"Recreational Marijuana" Is a Myth, Says Doctor
Psychiatrist Asserts Marijuana Is a 1st Step to Other Drugs
| 1001 hits
ROME, JUNE 17, 2007 (Zenit.org).- There is not a single scientific report that has proven that the recreational use of marijuana offers any benefits, says an expert in systemic-relational psychotherapy.
Italy was recently shocked by the death of a 15-year-old who died in the hallways of his Milan school after smoking marijuana. So ZENIT spoke with Doctor Maria Del Poggetto about the debate over legalizing the drug.
Del Poggetto explained that while it is clear "that marijuana serves as an 'entry door' for the use of other drugs, we also know that the use of marijuana, especially during adolescence, contributes to the development of schizophrenic disorders."
Del Poggetto lamented "having heard by chance on the radio a colleague who, instead of identifying the use of marijuana as both the origin and product of behavioral problems, declared that youth need to be taught 'where, when and why' to consume marijuana, as if there were 'a where' and 'a when' in which it is beneficial to get high."
She added: "The medical profession is progressively increasing people's awareness of the dangers caused by the use of marijuana.
"It is no coincidence that the American Academy of Pediatrics, aware of these harmful effects, has published an article titled, very poignantly: 'The Use of Marijuana: Why Legalization Is Not a Good Idea.'"
"Sadly," the psychiatrist said, "what we frequently see in family therapy is the result of an educational attitude adopted by parents, usually unconsciously, characterized by a friendly" approach to their children and drug use.
"Such an attitude, though it has some positive elements, frequently ends in the parents expecting a level of responsibility and maturity for which their children are not ready," Del Poggetto warned. The "young people have not yet received ethical maps capable of offering them the proper guidance."
For parents, "it is not a matter of assuming an authoritarian role," she explained, "but of recovering a dimension of authority."
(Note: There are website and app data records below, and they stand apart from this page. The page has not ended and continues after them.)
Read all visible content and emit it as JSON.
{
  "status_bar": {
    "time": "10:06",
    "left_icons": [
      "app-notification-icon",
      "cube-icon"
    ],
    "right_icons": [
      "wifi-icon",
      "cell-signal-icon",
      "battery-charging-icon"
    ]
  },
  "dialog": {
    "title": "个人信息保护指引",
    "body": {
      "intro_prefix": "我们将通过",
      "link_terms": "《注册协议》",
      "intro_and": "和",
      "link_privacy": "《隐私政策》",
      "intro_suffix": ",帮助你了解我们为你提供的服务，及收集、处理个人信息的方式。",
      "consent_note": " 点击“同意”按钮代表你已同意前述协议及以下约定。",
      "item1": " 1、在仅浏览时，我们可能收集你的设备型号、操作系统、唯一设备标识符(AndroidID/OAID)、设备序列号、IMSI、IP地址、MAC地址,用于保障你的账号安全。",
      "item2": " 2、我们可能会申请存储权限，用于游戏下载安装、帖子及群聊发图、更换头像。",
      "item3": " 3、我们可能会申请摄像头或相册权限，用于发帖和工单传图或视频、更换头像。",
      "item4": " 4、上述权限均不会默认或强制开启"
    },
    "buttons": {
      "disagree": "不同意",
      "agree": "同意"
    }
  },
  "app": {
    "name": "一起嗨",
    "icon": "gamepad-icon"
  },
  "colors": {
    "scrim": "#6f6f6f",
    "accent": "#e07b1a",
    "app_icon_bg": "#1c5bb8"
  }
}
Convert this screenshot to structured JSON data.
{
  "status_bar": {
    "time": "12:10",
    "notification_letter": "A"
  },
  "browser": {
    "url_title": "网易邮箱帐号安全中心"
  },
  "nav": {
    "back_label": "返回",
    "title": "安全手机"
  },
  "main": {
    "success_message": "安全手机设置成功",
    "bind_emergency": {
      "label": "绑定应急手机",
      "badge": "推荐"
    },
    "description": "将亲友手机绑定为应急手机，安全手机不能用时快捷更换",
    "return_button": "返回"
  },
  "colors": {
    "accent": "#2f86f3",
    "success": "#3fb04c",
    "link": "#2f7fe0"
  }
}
"If certain myths are not abandoned," about marijuana use, Del Poggetto maintained, "we will be responsible for entire burnt-out generations."